For Danielle Sinclair, the most important part of the recently-released Truth and Reconciliation report were the individual stories told.
“There was research that was done, data that was collected and reports that were written, but, for me, it’s the stories,” Sinclair said. “For me the TRC is a project of witnessing, of giving voice to those that were silenced.”
Sinclair, a panelist and social work student at Ryerson, said these anecdotes, from victims of Canada’s residential school system, were the most powerful part of the report.
She and three other indigenous women from a variety of backgrounds sat before a room of Ryerson students Oct. 7 to discuss a new report released by the Truth and Reconciliation Commission (TRC). More than that, they discussed what Ryerson should be doing to implement the recommendations.
The TRC was formed in 2008 to educate Canadians about the effect Canada’s residential school system had on Aboriginal individuals and communities, and provide ways for healing and progress.
Beginning in the 1870s, indigenous children were made to attend residential schools where they were isolated from their families and forbidden from practicing their culture and speaking their native languages. An astounding number of students were subjected to sexual, physical and/or emotional abuse which has had lasting effects. The last residential school in Canada closed in 1996.
Earlier this year, TRC released a final summary of its report titled, “Honouring the Truth, Reconciling for the Future.” It included 94 recommendations on how to move forward.
Panelist Tracey King said that she thinks Ryerson is on the right track, “In fact we’re leading in many ways.” As examples she pointed to transitionary services for Aboriginal students starting at Ryerson and the fact that Ryerson has an Aboriginal education council that influences Aboriginal curriculum.
The other panelists added areas for improvement.
Sinclair said she’d like to see Ryerson come forward with a comprehensive program for its educators to teach Canadian history from an aboriginal perspective to “correct the history that’s been taught.”
Panelists Monica McKay, King, and Sinclair reflected specifically on the effect residential schools had on their families. Each of them had parents or grandparents who were a part of the system and the resulting abuse.
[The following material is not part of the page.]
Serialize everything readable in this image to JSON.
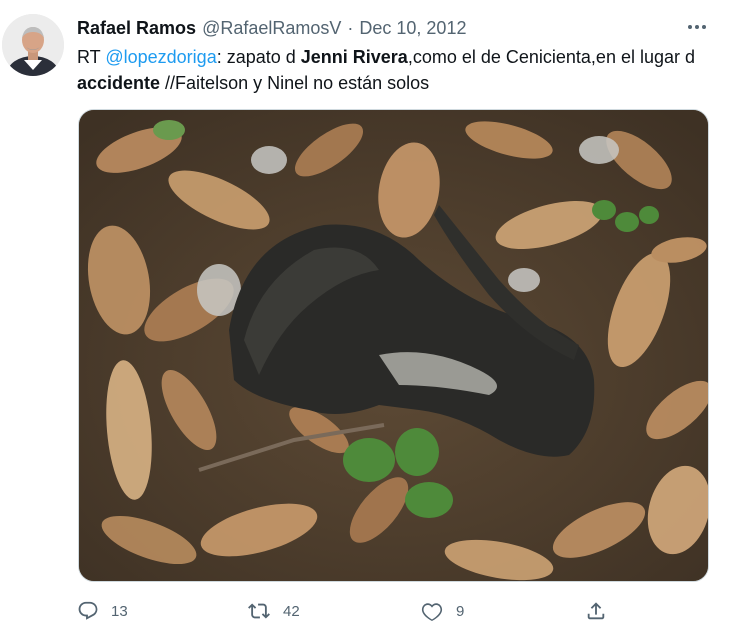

King said she spent the majority of her childhood unaware of what her biological father went through. She said she felt resentment towards him because of his absenteeism and the abuse he inflicted on her mother. “Hearing these stories was a turning point for my family,” she said. When he shared his story, it allowed her to understand what abuses he’d experienced.”
“This is not an Aboriginal issue, it’s a Canadian issue,” said moderator Denise O’Neil Green. McKay too said that the work of reconciliation seems to “fall on our shoulders — it’s just our work.”
Sinclair said, for allies, that speaking out is a form of action. It’s often fear and pride that keep non-Aboriginal people from speaking out about these issues that they may not understand, she said. But the onus is on them to learn individually.
“We have to be brave and sit in that place of discomfort and hurt in order to a place of understanding,”